▶ _Brief_
Every record must be copied out exactly.

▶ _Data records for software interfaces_

○ ○ ○

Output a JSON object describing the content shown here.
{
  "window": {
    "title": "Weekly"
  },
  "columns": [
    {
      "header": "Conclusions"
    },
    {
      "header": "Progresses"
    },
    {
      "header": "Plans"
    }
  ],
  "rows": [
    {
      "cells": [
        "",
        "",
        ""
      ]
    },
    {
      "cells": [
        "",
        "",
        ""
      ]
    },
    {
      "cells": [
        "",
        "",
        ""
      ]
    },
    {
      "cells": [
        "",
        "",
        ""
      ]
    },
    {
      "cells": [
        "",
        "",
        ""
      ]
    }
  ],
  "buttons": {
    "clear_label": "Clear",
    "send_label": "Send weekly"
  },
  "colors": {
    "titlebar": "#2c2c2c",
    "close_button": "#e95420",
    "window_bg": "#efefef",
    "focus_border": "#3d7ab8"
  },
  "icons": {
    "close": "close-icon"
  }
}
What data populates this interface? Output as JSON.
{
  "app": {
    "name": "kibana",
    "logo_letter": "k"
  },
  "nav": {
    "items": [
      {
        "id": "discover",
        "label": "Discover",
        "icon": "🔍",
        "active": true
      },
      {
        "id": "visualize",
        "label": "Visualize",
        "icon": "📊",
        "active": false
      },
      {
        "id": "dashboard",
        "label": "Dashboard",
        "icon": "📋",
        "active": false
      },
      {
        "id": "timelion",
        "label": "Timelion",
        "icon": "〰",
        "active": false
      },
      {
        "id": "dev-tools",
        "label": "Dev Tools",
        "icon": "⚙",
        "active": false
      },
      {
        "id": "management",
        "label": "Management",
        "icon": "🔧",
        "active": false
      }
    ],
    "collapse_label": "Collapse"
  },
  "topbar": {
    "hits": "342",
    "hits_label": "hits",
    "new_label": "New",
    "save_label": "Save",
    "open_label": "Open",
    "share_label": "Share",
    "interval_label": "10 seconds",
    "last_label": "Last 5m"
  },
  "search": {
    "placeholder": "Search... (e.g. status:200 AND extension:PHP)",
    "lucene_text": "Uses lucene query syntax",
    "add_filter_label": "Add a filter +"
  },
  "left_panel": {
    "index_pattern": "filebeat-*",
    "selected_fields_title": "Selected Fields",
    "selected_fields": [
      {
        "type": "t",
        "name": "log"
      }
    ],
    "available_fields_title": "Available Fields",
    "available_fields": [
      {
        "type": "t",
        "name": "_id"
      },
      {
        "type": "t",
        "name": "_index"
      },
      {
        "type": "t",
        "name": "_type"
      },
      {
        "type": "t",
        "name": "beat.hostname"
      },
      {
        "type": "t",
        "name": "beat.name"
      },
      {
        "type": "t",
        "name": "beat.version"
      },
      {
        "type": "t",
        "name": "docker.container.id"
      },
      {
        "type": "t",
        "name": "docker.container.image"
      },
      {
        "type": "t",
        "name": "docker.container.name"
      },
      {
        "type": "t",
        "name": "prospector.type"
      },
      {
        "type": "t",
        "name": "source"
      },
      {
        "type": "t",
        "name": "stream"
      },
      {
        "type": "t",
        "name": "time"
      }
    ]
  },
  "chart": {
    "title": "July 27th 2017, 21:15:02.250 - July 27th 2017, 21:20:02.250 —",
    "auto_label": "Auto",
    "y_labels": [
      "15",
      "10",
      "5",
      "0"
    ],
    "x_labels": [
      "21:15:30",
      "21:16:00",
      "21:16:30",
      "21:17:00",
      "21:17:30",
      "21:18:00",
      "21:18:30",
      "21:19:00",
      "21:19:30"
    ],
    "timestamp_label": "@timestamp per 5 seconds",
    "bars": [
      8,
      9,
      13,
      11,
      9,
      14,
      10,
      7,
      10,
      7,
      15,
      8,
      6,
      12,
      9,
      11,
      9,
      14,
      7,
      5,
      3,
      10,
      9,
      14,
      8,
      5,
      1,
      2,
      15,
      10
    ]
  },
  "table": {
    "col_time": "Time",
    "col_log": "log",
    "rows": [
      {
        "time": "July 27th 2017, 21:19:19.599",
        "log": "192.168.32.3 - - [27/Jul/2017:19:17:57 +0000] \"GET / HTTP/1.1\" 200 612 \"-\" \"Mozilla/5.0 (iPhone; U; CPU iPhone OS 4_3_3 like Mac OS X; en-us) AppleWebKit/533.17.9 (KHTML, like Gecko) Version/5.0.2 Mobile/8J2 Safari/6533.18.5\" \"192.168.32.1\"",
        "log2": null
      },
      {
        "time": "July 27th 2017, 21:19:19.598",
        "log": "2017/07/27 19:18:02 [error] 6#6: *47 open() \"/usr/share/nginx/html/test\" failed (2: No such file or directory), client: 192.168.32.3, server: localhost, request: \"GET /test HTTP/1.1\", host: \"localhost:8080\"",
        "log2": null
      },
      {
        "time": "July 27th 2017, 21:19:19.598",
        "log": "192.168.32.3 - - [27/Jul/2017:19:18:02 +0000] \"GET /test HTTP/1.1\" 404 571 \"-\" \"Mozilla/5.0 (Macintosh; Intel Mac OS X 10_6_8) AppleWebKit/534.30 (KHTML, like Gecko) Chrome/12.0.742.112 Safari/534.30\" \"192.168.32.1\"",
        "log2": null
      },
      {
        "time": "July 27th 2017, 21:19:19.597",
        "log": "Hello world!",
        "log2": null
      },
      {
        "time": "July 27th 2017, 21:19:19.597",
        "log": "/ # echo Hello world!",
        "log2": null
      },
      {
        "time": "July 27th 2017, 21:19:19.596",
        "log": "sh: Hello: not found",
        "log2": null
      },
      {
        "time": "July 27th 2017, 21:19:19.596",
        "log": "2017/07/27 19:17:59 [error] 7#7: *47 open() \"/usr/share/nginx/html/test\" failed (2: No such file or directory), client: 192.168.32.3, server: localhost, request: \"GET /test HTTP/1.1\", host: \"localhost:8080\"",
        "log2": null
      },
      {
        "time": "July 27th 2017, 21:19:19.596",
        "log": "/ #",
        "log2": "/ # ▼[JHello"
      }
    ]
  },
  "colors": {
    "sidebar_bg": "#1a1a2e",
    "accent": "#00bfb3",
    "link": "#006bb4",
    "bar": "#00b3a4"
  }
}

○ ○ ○

▶ _Reply_
Output a JSON object describing the content shown here.
{
  "window": {
    "title": "Weekly"
  },
  "columns": [
    {
      "header": "Conclusions"
    },
    {
      "header": "Progresses"
    },
    {
      "header": "Plans"
    }
  ],
  "rows": [
    {
      "cells": [
        "",
        "",
        ""
      ]
    },
    {
      "cells": [
        "",
        "",
        ""
      ]
    },
    {
      "cells": [
        "",
        "",
        ""
      ]
    },
    {
      "cells": [
        "",
        "",
        ""
      ]
    },
    {
      "cells": [
        "",
        "",
        ""
      ]
    }
  ],
  "buttons": {
    "clear_label": "Clear",
    "send_label": "Send weekly"
  },
  "colors": {
    "titlebar": "#2c2c2c",
    "close_button": "#e95420",
    "window_bg": "#efefef",
    "focus_border": "#3d7ab8"
  },
  "icons": {
    "close": "close-icon"
  }
}
What data populates this interface? Output as JSON.
{
  "app": {
    "name": "kibana",
    "logo_letter": "k"
  },
  "nav": {
    "items": [
      {
        "id": "discover",
        "label": "Discover",
        "icon": "🔍",
        "active": true
      },
      {
        "id": "visualize",
        "label": "Visualize",
        "icon": "📊",
        "active": false
      },
      {
        "id": "dashboard",
        "label": "Dashboard",
        "icon": "📋",
        "active": false
      },
      {
        "id": "timelion",
        "label": "Timelion",
        "icon": "〰",
        "active": false
      },
      {
        "id": "dev-tools",
        "label": "Dev Tools",
        "icon": "⚙",
        "active": false
      },
      {
        "id": "management",
        "label": "Management",
        "icon": "🔧",
        "active": false
      }
    ],
    "collapse_label": "Collapse"
  },
  "topbar": {
    "hits": "342",
    "hits_label": "hits",
    "new_label": "New",
    "save_label": "Save",
    "open_label": "Open",
    "share_label": "Share",
    "interval_label": "10 seconds",
    "last_label": "Last 5m"
  },
  "search": {
    "placeholder": "Search... (e.g. status:200 AND extension:PHP)",
    "lucene_text": "Uses lucene query syntax",
    "add_filter_label": "Add a filter +"
  },
  "left_panel": {
    "index_pattern": "filebeat-*",
    "selected_fields_title": "Selected Fields",
    "selected_fields": [
      {
        "type": "t",
        "name": "log"
      }
    ],
    "available_fields_title": "Available Fields",
    "available_fields": [
      {
        "type": "t",
        "name": "_id"
      },
      {
        "type": "t",
        "name": "_index"
      },
      {
        "type": "t",
        "name": "_type"
      },
      {
        "type": "t",
        "name": "beat.hostname"
      },
      {
        "type": "t",
        "name": "beat.name"
      },
      {
        "type": "t",
        "name": "beat.version"
      },
      {
        "type": "t",
        "name": "docker.container.id"
      },
      {
        "type": "t",
        "name": "docker.container.image"
      },
      {
        "type": "t",
        "name": "docker.container.name"
      },
      {
        "type": "t",
        "name": "prospector.type"
      },
      {
        "type": "t",
        "name": "source"
      },
      {
        "type": "t",
        "name": "stream"
      },
      {
        "type": "t",
        "name": "time"
      }
    ]
  },
  "chart": {
    "title": "July 27th 2017, 21:15:02.250 - July 27th 2017, 21:20:02.250 —",
    "auto_label": "Auto",
    "y_labels": [
      "15",
      "10",
      "5",
      "0"
    ],
    "x_labels": [
      "21:15:30",
      "21:16:00",
      "21:16:30",
      "21:17:00",
      "21:17:30",
      "21:18:00",
      "21:18:30",
      "21:19:00",
      "21:19:30"
    ],
    "timestamp_label": "@timestamp per 5 seconds",
    "bars": [
      8,
      9,
      13,
      11,
      9,
      14,
      10,
      7,
      10,
      7,
      15,
      8,
      6,
      12,
      9,
      11,
      9,
      14,
      7,
      5,
      3,
      10,
      9,
      14,
      8,
      5,
      1,
      2,
      15,
      10
    ]
  },
  "table": {
    "col_time": "Time",
    "col_log": "log",
    "rows": [
      {
        "time": "July 27th 2017, 21:19:19.599",
        "log": "192.168.32.3 - - [27/Jul/2017:19:17:57 +0000] \"GET / HTTP/1.1\" 200 612 \"-\" \"Mozilla/5.0 (iPhone; U; CPU iPhone OS 4_3_3 like Mac OS X; en-us) AppleWebKit/533.17.9 (KHTML, like Gecko) Version/5.0.2 Mobile/8J2 Safari/6533.18.5\" \"192.168.32.1\"",
        "log2": null
      },
      {
        "time": "July 27th 2017, 21:19:19.598",
        "log": "2017/07/27 19:18:02 [error] 6#6: *47 open() \"/usr/share/nginx/html/test\" failed (2: No such file or directory), client: 192.168.32.3, server: localhost, request: \"GET /test HTTP/1.1\", host: \"localhost:8080\"",
        "log2": null
      },
      {
        "time": "July 27th 2017, 21:19:19.598",
        "log": "192.168.32.3 - - [27/Jul/2017:19:18:02 +0000] \"GET /test HTTP/1.1\" 404 571 \"-\" \"Mozilla/5.0 (Macintosh; Intel Mac OS X 10_6_8) AppleWebKit/534.30 (KHTML, like Gecko) Chrome/12.0.742.112 Safari/534.30\" \"192.168.32.1\"",
        "log2": null
      },
      {
        "time": "July 27th 2017, 21:19:19.597",
        "log": "Hello world!",
        "log2": null
      },
      {
        "time": "July 27th 2017, 21:19:19.597",
        "log": "/ # echo Hello world!",
        "log2": null
      },
      {
        "time": "July 27th 2017, 21:19:19.596",
        "log": "sh: Hello: not found",
        "log2": null
      },
      {
        "time": "July 27th 2017, 21:19:19.596",
        "log": "2017/07/27 19:17:59 [error] 7#7: *47 open() \"/usr/share/nginx/html/test\" failed (2: No such file or directory), client: 192.168.32.3, server: localhost, request: \"GET /test HTTP/1.1\", host: \"localhost:8080\"",
        "log2": null
      },
      {
        "time": "July 27th 2017, 21:19:19.596",
        "log": "/ #",
        "log2": "/ # ▼[JHello"
      }
    ]
  },
  "colors": {
    "sidebar_bg": "#1a1a2e",
    "accent": "#00bfb3",
    "link": "#006bb4",
    "bar": "#00b3a4"
  }
}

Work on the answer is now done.